Ziada and others say they were initially excited about relations with the U.S. under Barack Obama. As a young activist she attended his 2009 Cairo speech. “We were shouting ‘I love you.’ but now when he left [office], no one is happy with him — he supported the [Muslim] Brotherhood and took sides against Egypt in its darkest moment.” She argues that the U.S. and others should understand that Egypt requires security and is fighting a war on terror — that it is not just a dialogue about democracy. She describes an Egypt that can be a model for the Middle East: It would be marked by religious tolerance and moderation and would improve work on human rights and democracy, but at a pace that would not lead to instability.
Concerned about Iranian influence in Baghdad, Damascus, and Beirut, Egypt is trying to navigate between that and its fears of the instability that has fueled ISIS and Islamist extremism generally.
One former ambassador to Egypt, speaking to a visiting private U.S. delegation on February 8 at the Egyptian Council on Foreign Affairs, said that the U.S. should realize that “we are a force of stability and we anchor [stability in the region]. The U.S. invasion of Iraq in 2003 helped Iran widen their scope of influence.” Cairo could play a role in regional security frameworks, sometimes dubbed “Arab NATO,” that could confront Iran and other terror threats.
During Obama’s tenure, Sisi received the cold shoulder in Washington, and analysts such as Michele Dunne at the Carnegie Endowment for International Peace argued against “unqualified support” for his government. These attitudes, along with a 2015 visit by Muslim Brotherhood figures to Washington, was interpreted in Cairo as continued support for the Brotherhood. Today Egypt’s political establishment has quietly welcomed Ted Cruz’s introduction of a bill in Congress to designate the Muslim Brotherhood a foreign terrorist organization.
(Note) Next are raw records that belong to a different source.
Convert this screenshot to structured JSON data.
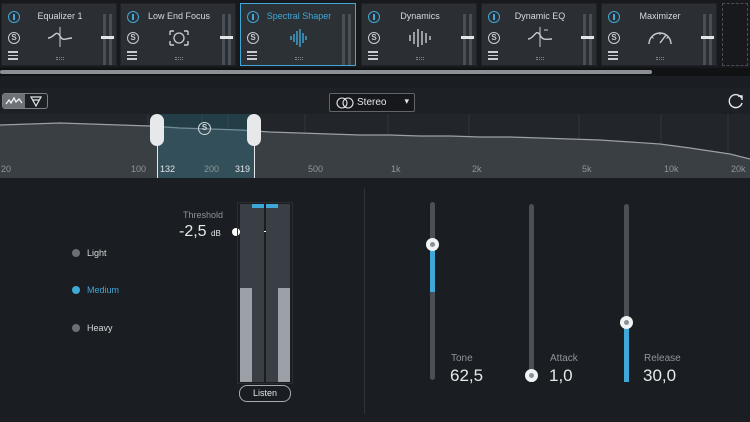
{
  "modules": [
    {
      "title": "Equalizer 1",
      "icon": "eq-curve-icon",
      "active": false,
      "menu": "⋮"
    },
    {
      "title": "Low End Focus",
      "icon": "focus-target-icon",
      "active": false
    },
    {
      "title": "Spectral Shaper",
      "icon": "spectral-bars-icon",
      "active": true
    },
    {
      "title": "Dynamics",
      "icon": "dynamics-bars-icon",
      "active": false
    },
    {
      "title": "Dynamic EQ",
      "icon": "dynamic-eq-icon",
      "active": false
    },
    {
      "title": "Maximizer",
      "icon": "gauge-icon",
      "active": false
    }
  ],
  "module_solo_glyph": "S",
  "analyzer": {
    "stereo_mode": "Stereo",
    "freq_ticks": [
      "20",
      "100",
      "200",
      "500",
      "1k",
      "2k",
      "5k",
      "10k",
      "20k"
    ],
    "band_low": "132",
    "band_high": "319",
    "band_solo_glyph": "S"
  },
  "modes": {
    "items": [
      "Light",
      "Medium",
      "Heavy"
    ],
    "selected": "Medium"
  },
  "threshold": {
    "label": "Threshold",
    "value": "-2,5",
    "unit": "dB"
  },
  "meters": {
    "left_level": 0.53,
    "right_level": 0.53
  },
  "listen_label": "Listen",
  "params": [
    {
      "name": "Tone",
      "value": "62,5",
      "level": 0.78
    },
    {
      "name": "Attack",
      "value": "1,0",
      "level": 0.0
    },
    {
      "name": "Release",
      "value": "30,0",
      "level": 0.32
    }
  ],
  "colors": {
    "accent": "#3fa8d8",
    "background": "#1a1d21",
    "module_bg": "#2b2f34"
  }
}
His effort dovetails with Egypt’s own law banning the organization.
Andrea Zaki Stephanous, president of the Protestant Churches of Egypt — he says they represent about 2 million Egyptians — comments that his community and others are looking forward to the new government in the U.S. “I don’t want to enter into the issue of pro-Trump or against, but regardless my country is optimistic [about] the relationship with the U.S. and the new administration. . . . It is not only military but goes beyond that, including economic aid.” Most of the aid currently provided amounts to $1.3 billion a year in foreign military financing, about a quarter of the assistance that the U.S. gives globally.
The military aid is consistent with almost four decades of U.S. support for the Egyptian–Israeli peace treaty. Eric R. Mandel, founder of the Middle East Political and Information Network, recently returned from a trip to Cairo and says that U.S. leaders should see the Egyptian–Israeli relationship as close, mutually beneficial, and good for Israel’s security as well as for securing the Egyptian–Libyan border.
This puts Cairo in a unique position to return to its traditional role as a central Arab power in the region. Concerned about Iranian influence in Baghdad, Damascus, and Beirut, it is trying to navigate between that and its fears of the instability, in Syria and elsewhere, that has fueled ISIS and Islamist extremism generally. After six years of uncertainty and a rocky relationship with the U.S., many Egyptians seem open to new faces in Washington. After the visit by CIA director Mike Pompeo to Turkey and by defense secretary James Mattis to the United Arab Emirates, Egyptians are watching closely for signals that might indicate where Cairo stands in Trump’s foreign policy.
— Seth J. Frantzman is a researcher, a Jerusalem-based journalist, and an op-ed editor at The Jerusalem Post.